Respondents have been divided into two groups based on performance. Leaders significantly exceeded their top 2016 business goal and comprise roughly one-fourth of the sample. The remaining 75% are designated the mainstream for comparison.
Throughout the research, the differences between these groups are significant and educational; leaders are consistently further along in building organizations that are data-driven, focused on larger business goals and committed to customer experience as a path to growth.
When the customer is in control…
Massive changes in customer behavior require an equal response from brands.
In most sectors, consumers now enjoy a superabundance of choices, low switching costs and commoditization supported by an efficient global supply chain. The internet and connected devices have literally put control in the hands of the individual.

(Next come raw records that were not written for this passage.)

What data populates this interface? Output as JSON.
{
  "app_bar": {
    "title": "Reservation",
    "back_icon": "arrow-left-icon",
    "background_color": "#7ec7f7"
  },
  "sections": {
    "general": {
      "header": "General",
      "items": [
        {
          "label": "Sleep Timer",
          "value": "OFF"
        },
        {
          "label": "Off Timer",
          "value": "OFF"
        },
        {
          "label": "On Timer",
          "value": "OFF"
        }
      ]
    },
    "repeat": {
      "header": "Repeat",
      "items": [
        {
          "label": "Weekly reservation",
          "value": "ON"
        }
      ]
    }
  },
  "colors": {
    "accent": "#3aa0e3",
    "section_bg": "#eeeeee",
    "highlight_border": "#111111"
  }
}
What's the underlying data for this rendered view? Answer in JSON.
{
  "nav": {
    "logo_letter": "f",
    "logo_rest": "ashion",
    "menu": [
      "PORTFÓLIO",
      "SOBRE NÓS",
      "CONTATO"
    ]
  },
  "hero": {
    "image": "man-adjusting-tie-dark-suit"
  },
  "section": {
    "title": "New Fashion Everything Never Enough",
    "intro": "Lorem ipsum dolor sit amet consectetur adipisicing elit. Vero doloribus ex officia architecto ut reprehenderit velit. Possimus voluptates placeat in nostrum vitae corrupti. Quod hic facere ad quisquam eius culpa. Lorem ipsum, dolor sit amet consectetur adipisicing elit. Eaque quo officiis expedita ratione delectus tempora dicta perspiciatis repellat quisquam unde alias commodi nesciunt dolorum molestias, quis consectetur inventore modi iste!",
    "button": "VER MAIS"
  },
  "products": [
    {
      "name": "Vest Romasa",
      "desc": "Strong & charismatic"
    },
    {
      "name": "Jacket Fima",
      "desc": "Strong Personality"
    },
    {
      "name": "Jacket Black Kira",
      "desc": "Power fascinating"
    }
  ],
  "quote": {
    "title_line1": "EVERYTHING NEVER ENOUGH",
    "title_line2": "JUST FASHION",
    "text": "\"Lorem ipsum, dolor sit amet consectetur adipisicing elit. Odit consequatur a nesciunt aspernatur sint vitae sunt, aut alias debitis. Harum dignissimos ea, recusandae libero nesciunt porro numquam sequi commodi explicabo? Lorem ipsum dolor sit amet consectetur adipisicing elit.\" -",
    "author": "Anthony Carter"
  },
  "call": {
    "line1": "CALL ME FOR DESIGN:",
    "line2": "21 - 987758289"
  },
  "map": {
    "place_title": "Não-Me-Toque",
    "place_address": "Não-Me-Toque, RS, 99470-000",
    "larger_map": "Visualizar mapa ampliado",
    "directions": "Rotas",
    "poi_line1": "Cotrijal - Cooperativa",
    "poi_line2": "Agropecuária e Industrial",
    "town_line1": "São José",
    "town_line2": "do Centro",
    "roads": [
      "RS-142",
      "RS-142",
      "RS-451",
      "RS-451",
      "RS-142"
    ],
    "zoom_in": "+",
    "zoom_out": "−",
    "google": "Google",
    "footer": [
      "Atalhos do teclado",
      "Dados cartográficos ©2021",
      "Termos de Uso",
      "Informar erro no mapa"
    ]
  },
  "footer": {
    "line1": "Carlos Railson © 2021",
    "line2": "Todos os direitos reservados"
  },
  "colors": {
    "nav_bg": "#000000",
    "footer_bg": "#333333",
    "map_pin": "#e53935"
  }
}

The process by which we discover, research and purchase products has been completely made over, and continues to evolve quickly. It’s happened fast. In 2012, the “customer journey” didn’t even appear among marketers’ top priorities.
Today, 89% of leading marketers say that it is critical to their growth that they anticipate customer needs and provide assistive experiences along the consumer journey.
While the most successful marketing organizations are 39% more likely to strongly believe this, mainstream respondents are generally in agreement. The important differences are in the actions the two groups are taking or failing to take.
The first step is to dissect the implications of this priority. What does it take to understand the customer journey well enough to provide useful assistance along the way? What does it take to be able to provide that assistance in real time and at scale?
All marketing organizations have to confront these essential questions, but their unique answers will dictate success or failure.
Their master’s’ voice – understanding the needs of the customer
Understanding the customer means using data of all kinds. The variety of signals available to marketers is exploding. It includes an enormous range of explicit and implicit signals from a growing number of sources.
Of the customer information collected by brands themselves, first party data is the most important category; 92% of leading marketers believe that it’s critical to their growth to continuously build an understanding of what people want using first party data.
In other words, companies have the ongoing job of building their knowledge of every customer and prospect, updating it with every interaction.
Leading companies are putting resources into developing the asset – they are 72% more likely than the mainstream to strongly agree that they are investing in improving the quality and/or volume of the first-party data they capture.
Service at scale – the technology for delivering unique experiences
Technology is the only route to individual service at scale. More sophisticated companies have also expanded into site customizations and personalization within apps, but most marketers feel that they are only scratching the surface.
Due to the number of variables involved, it has taken the industry longer than anticipated to connect automation to positive financial outcomes. Even among leading marketers, the scale has only just tipped; 51% say that their organization is confident in its ability to use automation to drive revenue.
Soon, however, the growing capability of technology will open the door to reaching customers with relevant messages in real-time.
Leaders recognize the coming role of smart technologies; over 80% agree that a capability in machine learning will be critical to provide personalized experiences along the consumer journey.
The core capability of machine learning, and other technologies that enable personalization, is prediction. We often think of predictive analytics in the context of pipeline and inventory activities that can take days, weeks, or even months to show impact, but there is also value in more immediate timescales.
As consumers, our expectations for digital service are exacting; we want the right thing instantly. The ability to stay ahead of a user, even by fractions of a second, is critical to delivering the right content within the constraints of time and space presented by a mobile world.